Diversity and Inclusion in the Workplace: Turning Intention into Actionby Neema Nakhayee | August 28, 2020
As civil rights protests have swept the nation, more companies are announcing initiatives aimed at promoting diversity and inclusion within their walls. But in looking at the data, it is clear just how far we must go before our businesses are truly reflective of the makeup of our society at large.
The benefits of diversity, equity, and inclusion in the workplace are vast, and companies that don’t make it a priority are likely paying the price on their bottom line. According to a 2018 report by McKinsey & Company, gender-diverse and ethnic-diverse companies outperform their below average-diverse counterparts by 21% and 33%, respectively.
Most companies realize the value that diversity provides and have made good faith efforts to improve. But despite their best intentions, they have difficulty taking their intentions and putting them into action. Further, companies can end up in legal trouble if they attempt to enhance diversity in the wrong way. Rejecting a white applicant due to their race is just as illegal as rejecting a minority applicant because of their race. So, how can we approach the question of diversity and inclusion in the workplace? How can we make diversity a priority in a practical and legally compliant way? Here are a few steps to consider:
Gather the Data
Before employers can make strides in their diversity and inclusion efforts, they must first know what their workforce looks like compared with the labor market. The more employers know about the demographics of their workforce, the more proactive they can be in affecting real change and creating a productive work environment. Start by conducting an audit on employee demographics to better understand the diversity of your employees and identify any areas of concern or trends. Demographic data might include the following:
- Ethnicity/national origin
- Gender/gender identity
- Language fluency
- Life experiences
- Religion, belief, and spirituality
- Sexual orientation
- Veteran status
Do not force employees to disclose this information or confront them face-to-face to pressure them into doing so. It is especially important to be aware of federal and local equal employment laws when gathering & presenting this information to ensure you do not violate applicable laws. Instead, make the surveys anonymous and give employees adequate time to respond. To increase the likelihood that employees will provide the requested information, consider taking the following steps:
- Assure employees that their privacy will be protected, and they won’t experience adverse actions in response to their answers.
- Explain the reason for collecting this information and its uses.
- Only ask questions that you think will help the company in its efforts, results, and expectations to improve workplace diversity.
- Make the questions optional and allow employees to skip any questions they do not feel comfortable answering.
Form Diverse Hiring Teams
To hire diverse candidates, start with ensuring that the people making the hiring decisions think differently from one another and come from different backgrounds. Biases are not just limited to factors such as race, gender, or age. Interviewers’ perceptions can be biased based on their academic or career experiences, inadvertently causing them to favor candidates that come from a similar background. Although the final hiring decision may rest with the business owner or another senior member of the company, various perspectives in the company should inform their decision.
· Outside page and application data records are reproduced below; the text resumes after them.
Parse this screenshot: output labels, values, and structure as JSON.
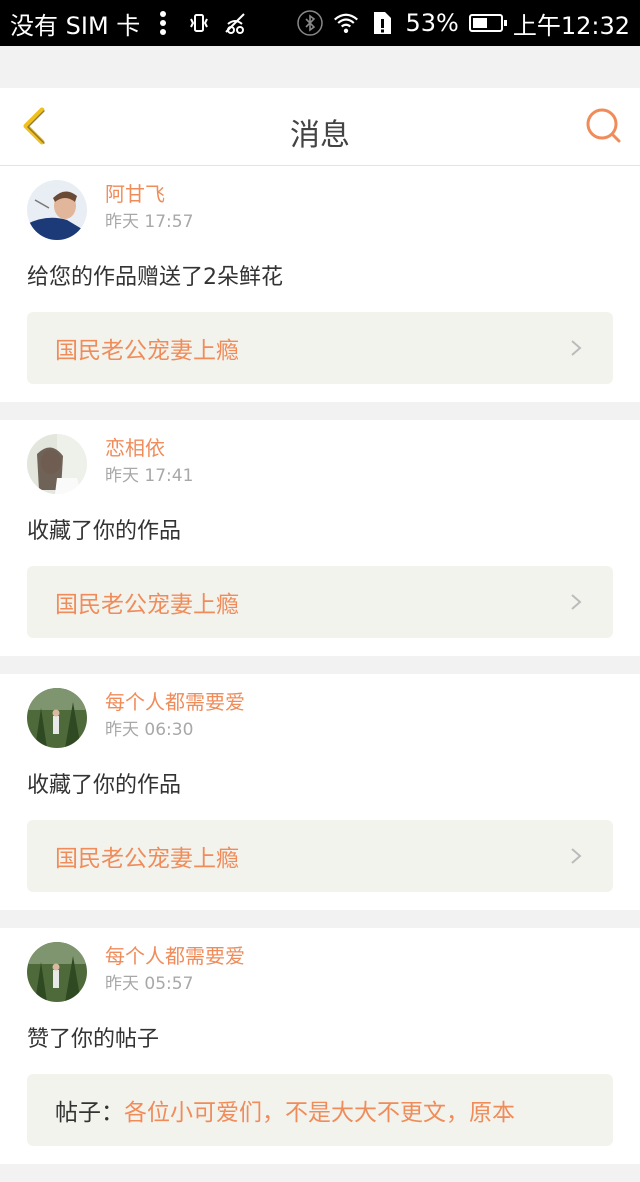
{
  "status": {
    "carrier": "没有 SIM 卡",
    "battery": "53%",
    "battery_level": 0.53,
    "time": "上午12:32"
  },
  "header": {
    "title": "消息"
  },
  "colors": {
    "accent": "#f08c5a",
    "back_arrow": "#f0c020"
  },
  "messages": [
    {
      "name": "阿甘飞",
      "time": "昨天 17:57",
      "action": "给您的作品赠送了2朵鲜花",
      "work": "国民老公宠妻上瘾",
      "avatar_icon": "avatar-man-icon"
    },
    {
      "name": "恋相依",
      "time": "昨天 17:41",
      "action": "收藏了你的作品",
      "work": "国民老公宠妻上瘾",
      "avatar_icon": "avatar-woman-icon"
    },
    {
      "name": "每个人都需要爱",
      "time": "昨天 06:30",
      "action": "收藏了你的作品",
      "work": "国民老公宠妻上瘾",
      "avatar_icon": "avatar-forest-icon"
    },
    {
      "name": "每个人都需要爱",
      "time": "昨天 05:57",
      "action": "赞了你的帖子",
      "work_prefix": "帖子：",
      "work": "各位小可爱们，不是大大不更文，原本",
      "avatar_icon": "avatar-forest-icon"
    }
  ]
}
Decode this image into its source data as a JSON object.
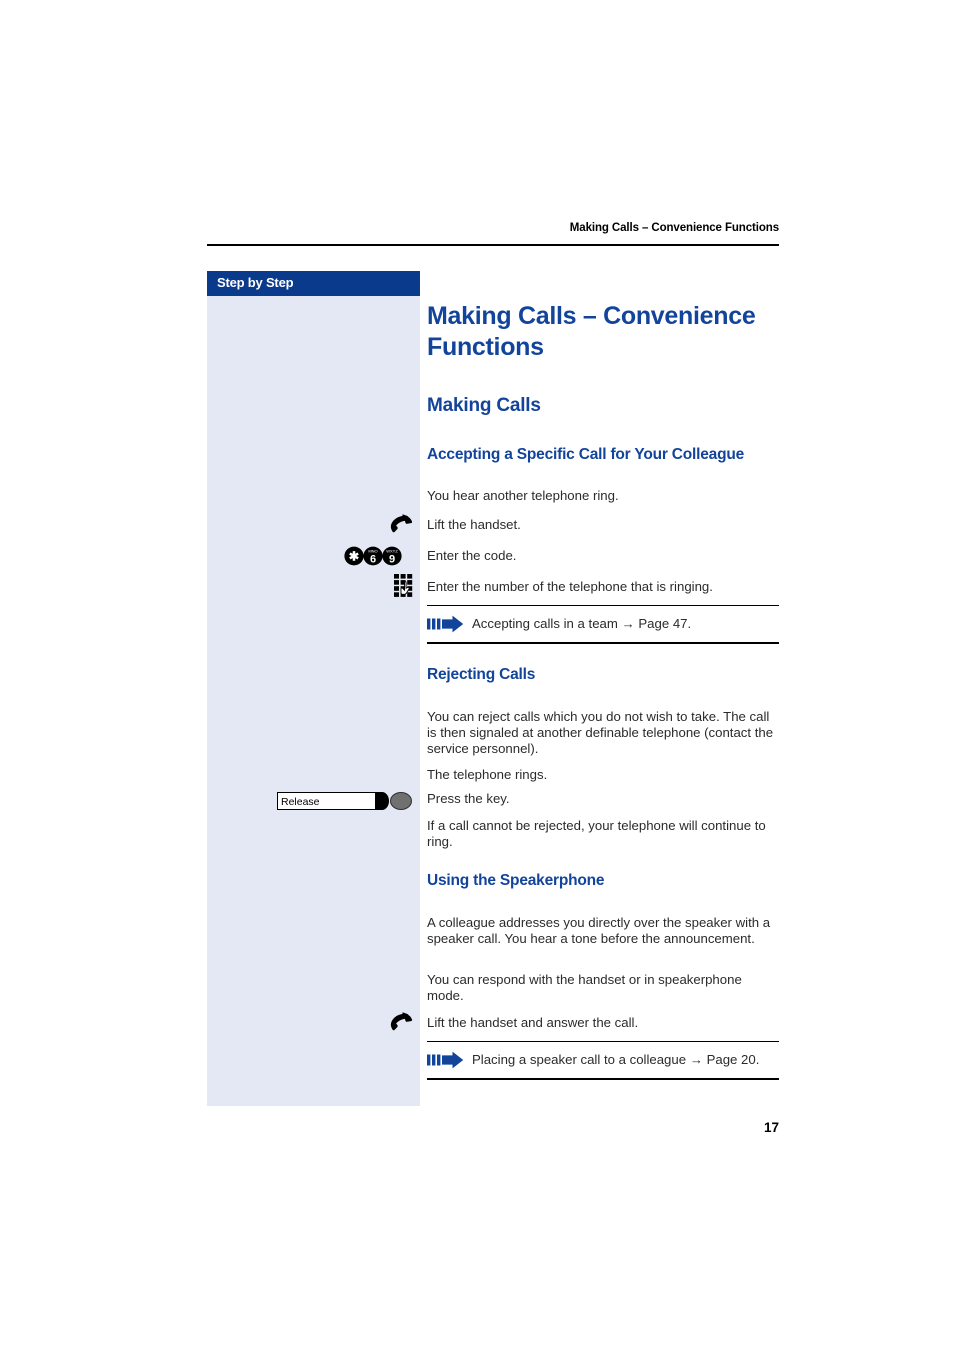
{
  "running_head": "Making Calls – Convenience Functions",
  "sidebar": {
    "header_label": "Step by Step",
    "release_key": {
      "label": "Release",
      "icon": "release-key-icon"
    }
  },
  "content": {
    "doc_title": "Making Calls – Convenience Functions",
    "section_title": "Making Calls",
    "subsections": [
      {
        "title": "Accepting a Specific Call for Your Colleague",
        "intro": "You hear another telephone ring.",
        "steps": [
          {
            "icon": "lift-handset-icon",
            "text": "Lift the handset."
          },
          {
            "icon": "dial-code-keys-icon",
            "keys": [
              "✱",
              "6",
              "9"
            ],
            "text": "Enter the code."
          },
          {
            "icon": "keypad-icon",
            "text": "Enter the number of the telephone that is ringing."
          }
        ],
        "xref": {
          "icon": "cross-reference-arrow-icon",
          "text": "Accepting calls in a team → Page 47."
        }
      },
      {
        "title": "Rejecting Calls",
        "paragraphs": [
          "You can reject calls which you do not wish to take. The call is then signaled at another definable telephone (contact the service personnel).",
          "The telephone rings.",
          "Press the key.",
          "If a call cannot be rejected, your telephone will continue to ring."
        ]
      },
      {
        "title": "Using the Speakerphone",
        "paragraphs": [
          "A colleague addresses you directly over the speaker with a speaker call. You hear a tone before the announcement.",
          "You can respond with the handset or in speakerphone mode."
        ],
        "steps": [
          {
            "icon": "lift-handset-icon",
            "text": "Lift the handset and answer the call."
          }
        ],
        "xref": {
          "icon": "cross-reference-arrow-icon",
          "text": "Placing a speaker call to a colleague → Page 20."
        }
      }
    ]
  },
  "footer": {
    "page_number": "17"
  },
  "colors": {
    "heading_blue": "#12449b",
    "sidebar_header_blue": "#0a3a8c",
    "sidebar_panel": "#e4e8f4",
    "arrow_blue": "#12449b",
    "body_text": "#2b2b2b"
  }
}
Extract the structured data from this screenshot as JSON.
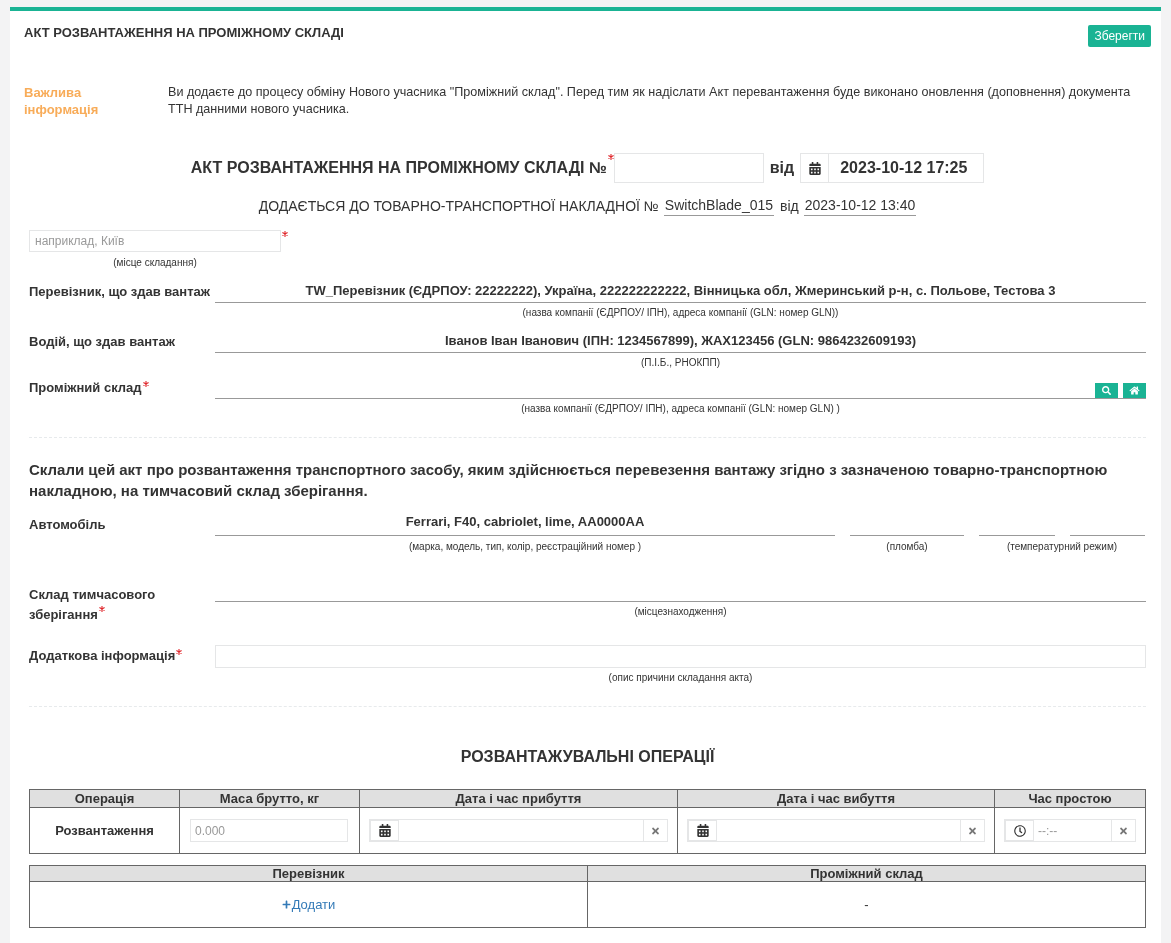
{
  "header": {
    "title": "АКТ РОЗВАНТАЖЕННЯ НА ПРОМІЖНОМУ СКЛАДІ",
    "save_button": "Зберегти"
  },
  "notice": {
    "label": "Важлива інформація",
    "text": "Ви додаєте до процесу обміну Нового учасника \"Проміжний склад\". Перед тим як надіслати Акт перевантаження буде виконано оновлення (доповнення) документа ТТН данними нового учасника."
  },
  "act": {
    "title": "АКТ РОЗВАНТАЖЕННЯ НА ПРОМІЖНОМУ СКЛАДІ №",
    "number": {
      "required": true
    },
    "date_label": "від",
    "date": "2023-10-12 17:25"
  },
  "waybill": {
    "label": "ДОДАЄТЬСЯ ДО ТОВАРНО-ТРАНСПОРТНОЇ НАКЛАДНОЇ №",
    "number": "SwitchBlade_015",
    "date_label": "від",
    "date": "2023-10-12 13:40"
  },
  "place": {
    "placeholder": "наприклад, Київ",
    "required": true,
    "caption": "(місце складання)"
  },
  "parties": [
    {
      "kind": "text",
      "label": "Перевізник, що здав вантаж",
      "required": false,
      "value": "TW_Перевізник (ЄДРПОУ: 22222222), Україна, 222222222222, Вінницька обл, Жмеринський р-н, с. Польове, Тестова 3",
      "caption": "(назва компанії (ЄДРПОУ/ ІПН), адреса компанії (GLN: номер GLN))"
    },
    {
      "kind": "text",
      "label": "Водій, що здав вантаж",
      "required": false,
      "value": "Іванов Іван Іванович (ІПН: 1234567899), ЖАХ123456 (GLN: 9864232609193)",
      "caption": "(П.І.Б., РНОКПП)"
    },
    {
      "kind": "lookup",
      "label": "Проміжний склад",
      "required": true,
      "caption": "(назва компанії (ЄДРПОУ/ ІПН), адреса компанії (GLN: номер GLN) )"
    }
  ],
  "statement": "Склали цей акт про розвантаження транспортного засобу, яким здійснюється перевезення вантажу згідно з зазначеною товарно-транспортною накладною, на тимчасовий склад зберігання.",
  "vehicle": {
    "label": "Автомобіль",
    "value": "Ferrari, F40, cabriolet, lime, AA0000AA",
    "caption": "(марка, модель, тип, колір, реєстраційний номер )",
    "seal_caption": "(пломба)",
    "temperature_caption": "(температурний режим)"
  },
  "storage": {
    "label": "Склад тимчасового зберігання",
    "required": true,
    "caption": "(місцезнаходження)"
  },
  "additional_info": {
    "label": "Додаткова інформація",
    "required": true,
    "caption": "(опис причини складання акта)"
  },
  "operations": {
    "title": "РОЗВАНТАЖУВАЛЬНІ ОПЕРАЦІЇ",
    "columns": [
      "Операція",
      "Маса брутто, кг",
      "Дата і час прибуття",
      "Дата і час вибуття",
      "Час простою"
    ],
    "rows": [
      {
        "operation": "Розвантаження",
        "mass_placeholder": "0.000",
        "idle_time_placeholder": "--:--"
      }
    ]
  },
  "responsibility": {
    "columns": [
      "Перевізник",
      "Проміжний склад"
    ],
    "rows": [
      {
        "carrier_action": "Додати",
        "warehouse": "-"
      }
    ]
  }
}
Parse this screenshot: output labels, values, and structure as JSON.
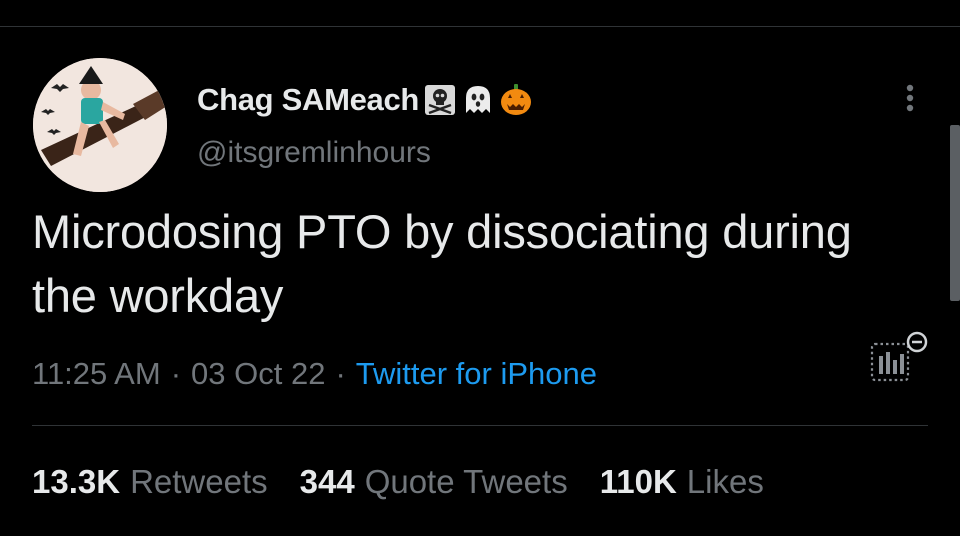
{
  "author": {
    "display_name": "Chag SAMeach",
    "handle": "@itsgremlinhours",
    "name_emojis": [
      "skull-crossbones-icon",
      "ghost-icon",
      "jack-o-lantern-icon"
    ]
  },
  "tweet": {
    "text": "Microdosing PTO by dissociating during the workday",
    "time": "11:25 AM",
    "separator_1": "·",
    "date": "03 Oct 22",
    "separator_2": "·",
    "source": "Twitter for iPhone"
  },
  "stats": [
    {
      "count": "13.3K",
      "label": "Retweets"
    },
    {
      "count": "344",
      "label": "Quote Tweets"
    },
    {
      "count": "110K",
      "label": "Likes"
    }
  ],
  "icons": {
    "more": "more-vertical-icon",
    "analytics": "tweet-analytics-icon"
  },
  "colors": {
    "background": "#000000",
    "primary_text": "#e7e9ea",
    "secondary_text": "#71767b",
    "link": "#1d9bf0",
    "divider": "#2f3336"
  }
}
Modify Job Descriptions
Most companies continue to use the same old job postings and descriptions that they have been using for years. What these companies might not realize is that their job postings may include biased wording that can send subtle messages to candidates and influence them not to apply. A 2011 study published by the American Psychological Association explains that certain gender-coded words have a strong impact on the likelihood of women applying to the job. Terms like “dominant,” “guru,” “ninja,” and “rockstar” have different connotations when perceived by men and women. To make your job descriptions more inclusive, consider replacing these gendered terms with more generic and straightforward terms to appeal to candidates of all backgrounds. Tools like Textio Hire and the Gender Decoder are great resources that analyze job descriptions, assess the neutrality of the wording, and suggest improvements to make the language more appealing to all applicants.
Think of Diversity and Inclusion Separately
If diversity is a measure of the makeup of your workforce, inclusion is a measure of the culture that enables diversity to thrive. To have a truly inclusive culture, employees must feel that they are valued and belong. As a business leader, ask yourself the following questions:
- Am I an effective mentor and champion of my diverse employees?
- Do I meaningfully participate in diversity and inclusion initiatives, or do I delegate these responsibilities?
- Do I take time to consider the experiences of all my employees?
- Do I make an effort to speak with my employees and participate in business and social activities alongside them?
It is the responsibility of leadership to make the changes necessary for a workplace to feel inclusive and thrive. Business leaders should have honest conversations with their employees about their workplaces and the steps to making it a more welcoming and supportive environment.
You are not alone – Speak with an attorney to discuss your efforts to improve workplace diversity and inclusion without running afoul of applicable discrimination and employment laws. Contact us at 425-250-0205 or firstname.lastname@example.org.
Legal Disclaimer: This article contains general information and should not be viewed as legal advice. You should talk with counsel familiar with your unique business needs before taking or refraining from any action.